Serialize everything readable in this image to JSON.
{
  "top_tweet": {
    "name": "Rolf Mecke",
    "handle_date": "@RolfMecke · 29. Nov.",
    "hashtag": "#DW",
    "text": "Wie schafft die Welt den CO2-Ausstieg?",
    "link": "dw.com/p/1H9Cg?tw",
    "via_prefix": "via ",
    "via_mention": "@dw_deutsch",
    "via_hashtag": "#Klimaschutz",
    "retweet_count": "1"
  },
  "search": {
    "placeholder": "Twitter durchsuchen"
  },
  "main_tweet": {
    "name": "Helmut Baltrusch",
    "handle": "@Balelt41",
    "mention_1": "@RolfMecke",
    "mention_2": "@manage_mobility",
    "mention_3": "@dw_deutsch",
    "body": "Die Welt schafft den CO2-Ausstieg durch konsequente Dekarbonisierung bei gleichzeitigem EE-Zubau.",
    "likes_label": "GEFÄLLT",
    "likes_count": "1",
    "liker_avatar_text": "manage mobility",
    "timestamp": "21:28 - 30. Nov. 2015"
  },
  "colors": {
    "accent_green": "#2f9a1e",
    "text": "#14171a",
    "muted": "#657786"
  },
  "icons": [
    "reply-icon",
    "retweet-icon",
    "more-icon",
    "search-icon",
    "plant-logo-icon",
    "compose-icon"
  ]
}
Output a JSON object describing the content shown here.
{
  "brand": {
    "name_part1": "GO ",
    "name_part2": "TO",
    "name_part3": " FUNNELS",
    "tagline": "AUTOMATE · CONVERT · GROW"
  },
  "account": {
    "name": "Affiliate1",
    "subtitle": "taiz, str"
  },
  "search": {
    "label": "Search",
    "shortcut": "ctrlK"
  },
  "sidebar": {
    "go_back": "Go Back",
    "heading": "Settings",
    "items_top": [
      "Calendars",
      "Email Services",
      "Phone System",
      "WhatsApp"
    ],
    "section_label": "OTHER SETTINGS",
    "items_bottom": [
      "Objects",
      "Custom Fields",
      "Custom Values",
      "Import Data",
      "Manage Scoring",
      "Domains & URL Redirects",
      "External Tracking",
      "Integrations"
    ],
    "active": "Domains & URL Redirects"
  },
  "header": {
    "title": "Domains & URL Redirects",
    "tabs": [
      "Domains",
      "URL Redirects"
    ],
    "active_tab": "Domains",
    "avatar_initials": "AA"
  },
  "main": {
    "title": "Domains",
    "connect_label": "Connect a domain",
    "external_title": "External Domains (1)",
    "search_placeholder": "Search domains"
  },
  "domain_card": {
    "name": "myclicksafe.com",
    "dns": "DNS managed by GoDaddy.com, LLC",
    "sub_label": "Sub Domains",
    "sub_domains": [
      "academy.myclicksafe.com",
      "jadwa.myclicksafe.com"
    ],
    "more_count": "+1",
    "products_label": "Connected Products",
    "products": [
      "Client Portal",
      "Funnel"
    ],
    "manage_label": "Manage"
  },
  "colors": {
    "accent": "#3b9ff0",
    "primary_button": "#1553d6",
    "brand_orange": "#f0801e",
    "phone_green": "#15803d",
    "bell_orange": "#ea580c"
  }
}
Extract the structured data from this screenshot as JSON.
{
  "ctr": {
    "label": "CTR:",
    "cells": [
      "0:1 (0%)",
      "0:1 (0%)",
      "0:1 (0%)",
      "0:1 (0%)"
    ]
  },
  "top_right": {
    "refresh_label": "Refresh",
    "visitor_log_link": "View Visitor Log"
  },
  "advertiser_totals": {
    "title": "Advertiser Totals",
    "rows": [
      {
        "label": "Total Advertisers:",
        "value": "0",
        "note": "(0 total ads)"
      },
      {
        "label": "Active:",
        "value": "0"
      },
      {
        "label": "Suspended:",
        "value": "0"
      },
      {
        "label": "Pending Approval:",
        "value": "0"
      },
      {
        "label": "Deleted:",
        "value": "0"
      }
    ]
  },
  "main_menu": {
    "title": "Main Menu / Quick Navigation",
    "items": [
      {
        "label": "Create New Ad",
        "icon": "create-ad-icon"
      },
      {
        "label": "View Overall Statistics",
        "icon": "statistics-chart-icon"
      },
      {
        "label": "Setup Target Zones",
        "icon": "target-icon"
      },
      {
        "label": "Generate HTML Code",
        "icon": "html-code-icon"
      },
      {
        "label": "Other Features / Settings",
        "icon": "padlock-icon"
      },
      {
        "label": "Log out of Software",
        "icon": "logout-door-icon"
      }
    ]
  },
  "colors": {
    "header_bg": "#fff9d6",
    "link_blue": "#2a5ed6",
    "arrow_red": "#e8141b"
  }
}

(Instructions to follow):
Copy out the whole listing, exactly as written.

(Written solution):
Serialize everything readable in this image to JSON.
{
  "top_tweet": {
    "name": "Rolf Mecke",
    "handle_date": "@RolfMecke · 29. Nov.",
    "hashtag": "#DW",
    "text": "Wie schafft die Welt den CO2-Ausstieg?",
    "link": "dw.com/p/1H9Cg?tw",
    "via_prefix": "via ",
    "via_mention": "@dw_deutsch",
    "via_hashtag": "#Klimaschutz",
    "retweet_count": "1"
  },
  "search": {
    "placeholder": "Twitter durchsuchen"
  },
  "main_tweet": {
    "name": "Helmut Baltrusch",
    "handle": "@Balelt41",
    "mention_1": "@RolfMecke",
    "mention_2": "@manage_mobility",
    "mention_3": "@dw_deutsch",
    "body": "Die Welt schafft den CO2-Ausstieg durch konsequente Dekarbonisierung bei gleichzeitigem EE-Zubau.",
    "likes_label": "GEFÄLLT",
    "likes_count": "1",
    "liker_avatar_text": "manage mobility",
    "timestamp": "21:28 - 30. Nov. 2015"
  },
  "colors": {
    "accent_green": "#2f9a1e",
    "text": "#14171a",
    "muted": "#657786"
  },
  "icons": [
    "reply-icon",
    "retweet-icon",
    "more-icon",
    "search-icon",
    "plant-logo-icon",
    "compose-icon"
  ]
}
Output a JSON object describing the content shown here.
{
  "brand": {
    "name_part1": "GO ",
    "name_part2": "TO",
    "name_part3": " FUNNELS",
    "tagline": "AUTOMATE · CONVERT · GROW"
  },
  "account": {
    "name": "Affiliate1",
    "subtitle": "taiz, str"
  },
  "search": {
    "label": "Search",
    "shortcut": "ctrlK"
  },
  "sidebar": {
    "go_back": "Go Back",
    "heading": "Settings",
    "items_top": [
      "Calendars",
      "Email Services",
      "Phone System",
      "WhatsApp"
    ],
    "section_label": "OTHER SETTINGS",
    "items_bottom": [
      "Objects",
      "Custom Fields",
      "Custom Values",
      "Import Data",
      "Manage Scoring",
      "Domains & URL Redirects",
      "External Tracking",
      "Integrations"
    ],
    "active": "Domains & URL Redirects"
  },
  "header": {
    "title": "Domains & URL Redirects",
    "tabs": [
      "Domains",
      "URL Redirects"
    ],
    "active_tab": "Domains",
    "avatar_initials": "AA"
  },
  "main": {
    "title": "Domains",
    "connect_label": "Connect a domain",
    "external_title": "External Domains (1)",
    "search_placeholder": "Search domains"
  },
  "domain_card": {
    "name": "myclicksafe.com",
    "dns": "DNS managed by GoDaddy.com, LLC",
    "sub_label": "Sub Domains",
    "sub_domains": [
      "academy.myclicksafe.com",
      "jadwa.myclicksafe.com"
    ],
    "more_count": "+1",
    "products_label": "Connected Products",
    "products": [
      "Client Portal",
      "Funnel"
    ],
    "manage_label": "Manage"
  },
  "colors": {
    "accent": "#3b9ff0",
    "primary_button": "#1553d6",
    "brand_orange": "#f0801e",
    "phone_green": "#15803d",
    "bell_orange": "#ea580c"
  }
}
Extract the structured data from this screenshot as JSON.
{
  "ctr": {
    "label": "CTR:",
    "cells": [
      "0:1 (0%)",
      "0:1 (0%)",
      "0:1 (0%)",
      "0:1 (0%)"
    ]
  },
  "top_right": {
    "refresh_label": "Refresh",
    "visitor_log_link": "View Visitor Log"
  },
  "advertiser_totals": {
    "title": "Advertiser Totals",
    "rows": [
      {
        "label": "Total Advertisers:",
        "value": "0",
        "note": "(0 total ads)"
      },
      {
        "label": "Active:",
        "value": "0"
      },
      {
        "label": "Suspended:",
        "value": "0"
      },
      {
        "label": "Pending Approval:",
        "value": "0"
      },
      {
        "label": "Deleted:",
        "value": "0"
      }
    ]
  },
  "main_menu": {
    "title": "Main Menu / Quick Navigation",
    "items": [
      {
        "label": "Create New Ad",
        "icon": "create-ad-icon"
      },
      {
        "label": "View Overall Statistics",
        "icon": "statistics-chart-icon"
      },
      {
        "label": "Setup Target Zones",
        "icon": "target-icon"
      },
      {
        "label": "Generate HTML Code",
        "icon": "html-code-icon"
      },
      {
        "label": "Other Features / Settings",
        "icon": "padlock-icon"
      },
      {
        "label": "Log out of Software",
        "icon": "logout-door-icon"
      }
    ]
  },
  "colors": {
    "header_bg": "#fff9d6",
    "link_blue": "#2a5ed6",
    "arrow_red": "#e8141b"
  }
}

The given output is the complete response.